Vanderbilt University Medical Center is preparing to have fewer organs to transplant, starting next week. Academic medical centers banded together to slow down a new distribution plan for donated livers, but they’ve failed to convince a federal judge to intervene ahead of what could be a lengthy court battle.
The new distribution map, created by the United Network for Organ Sharing, is supposed to get livers to the most critical patients (within 500 nautical miles) rather than the closest by. It’s a years-long effort to even the playing field because patients in the Southeast and Midwest have an easier time getting a match at the moment, which has resulted in Vanderbilt having one of the busiest transplant centers in the nation.
Some parts of the country have more patients and families willing to be organ donors and deaths from causes that allow the organs to be used. Those include car accidents and strokes. In Tennessee, the liver transplant waiting list has 235 people. For comparison with a state that has comparable population, Maryland has 744 on the liver list, according to UNOS.Bobbie Cole of Knoxville is waiting on a liver for her husband at Vanderbilt and expects the new policy, which takes effect Feb. 4, will extend their time on the list.
“I understand there’s critical people in other states too,” Cole says. “But just from everything I’m reading and hearing, it seems like this is not quite fair, the way it’s all going down.”
Cole’s husband has been stabilizing, which she’s happy about. But that means under the new distribution plan, he’ll likely wait even longer as livers start going to the patient in the greatest need, as far away as Chicago.
But the agency overseeing the policy says fairness is precisely what the new map should fix.
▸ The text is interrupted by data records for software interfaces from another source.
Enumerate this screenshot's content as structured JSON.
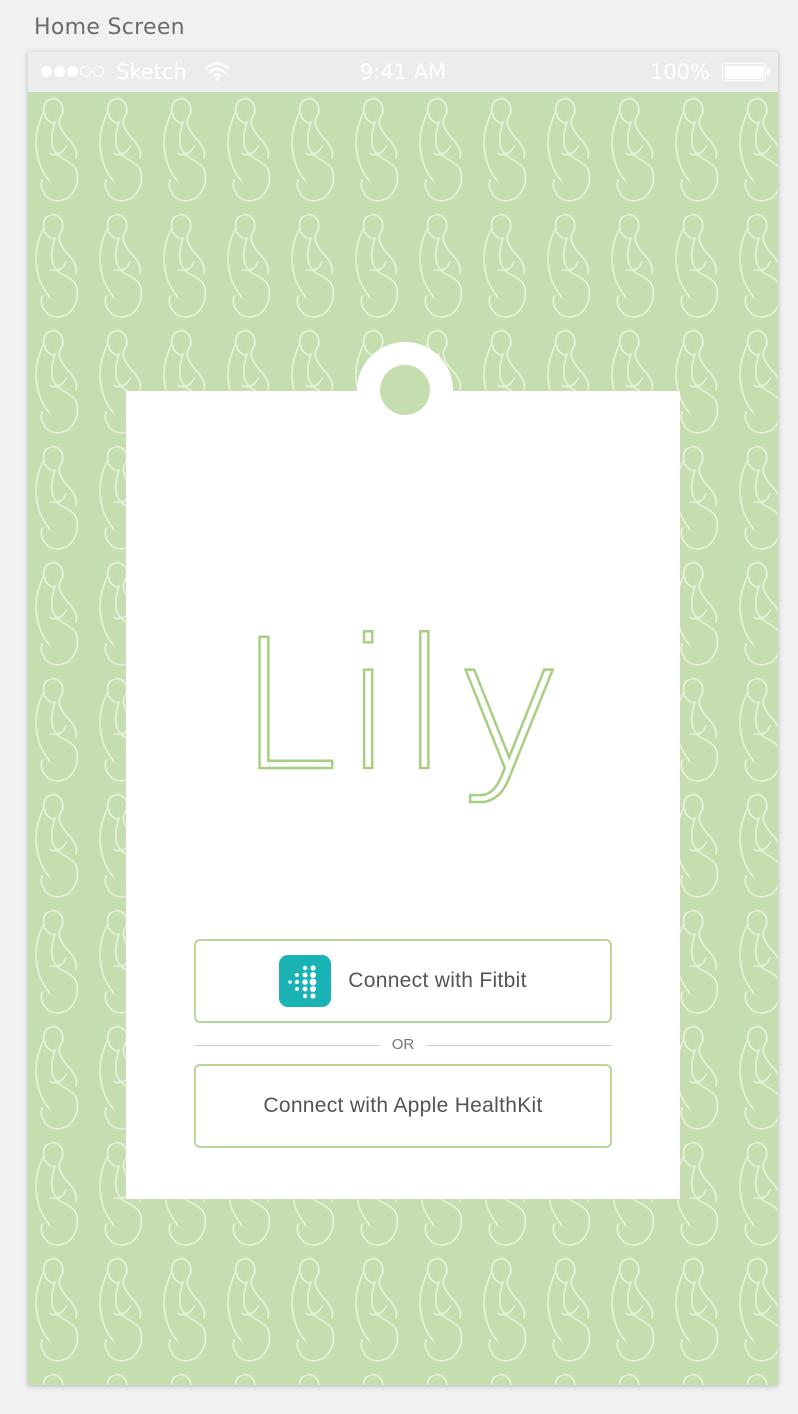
{
  "artboard": {
    "label": "Home Screen"
  },
  "status_bar": {
    "signal_icon": "signal-dots-icon",
    "signal_bars_filled": 3,
    "signal_bars_total": 5,
    "carrier": "Sketch",
    "wifi_icon": "wifi-icon",
    "time": "9:41 AM",
    "battery_percent": "100%",
    "battery_icon": "battery-icon",
    "battery_level": 1.0
  },
  "app": {
    "logo_text": "Lily",
    "background_pattern_icon": "pregnant-woman-silhouette-pattern"
  },
  "actions": {
    "fitbit_label": "Connect with Fitbit",
    "fitbit_icon": "fitbit-logo-icon",
    "or_label": "OR",
    "healthkit_label": "Connect with Apple HealthKit"
  },
  "colors": {
    "background_green": "#c5deaf",
    "accent_green": "#a7cf82",
    "button_border": "#b7d69a",
    "fitbit_teal": "#19b3b6",
    "status_bar": "#ececec"
  }
}
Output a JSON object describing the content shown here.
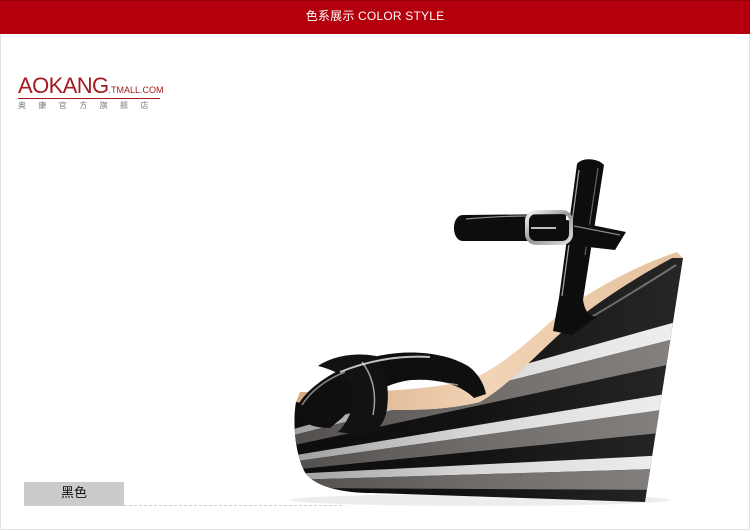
{
  "banner": {
    "title": "色系展示 COLOR STYLE"
  },
  "logo": {
    "brand": "AOKANG",
    "domain": ".TMALL.COM",
    "subtitle": "奥康官方旗舰店"
  },
  "swatch": {
    "label": "黑色"
  },
  "colors": {
    "banner": "#b3000c",
    "brand": "#a51b21",
    "swatch": "#cbcbcb"
  }
}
UNOS calculates the policy should save more lives each year and decrease the numbers who die on the waiting list, though the agency says it will monitor the stats.
“No policy is ever final and unable to be adjusted,” UNOS spokesperson Anna Paschke says in a statement. “The [Organ Procurement and Transplantation Network] will carefully study the effects of the policy once implemented and will act quickly to address any unforeseen effects that may occur.”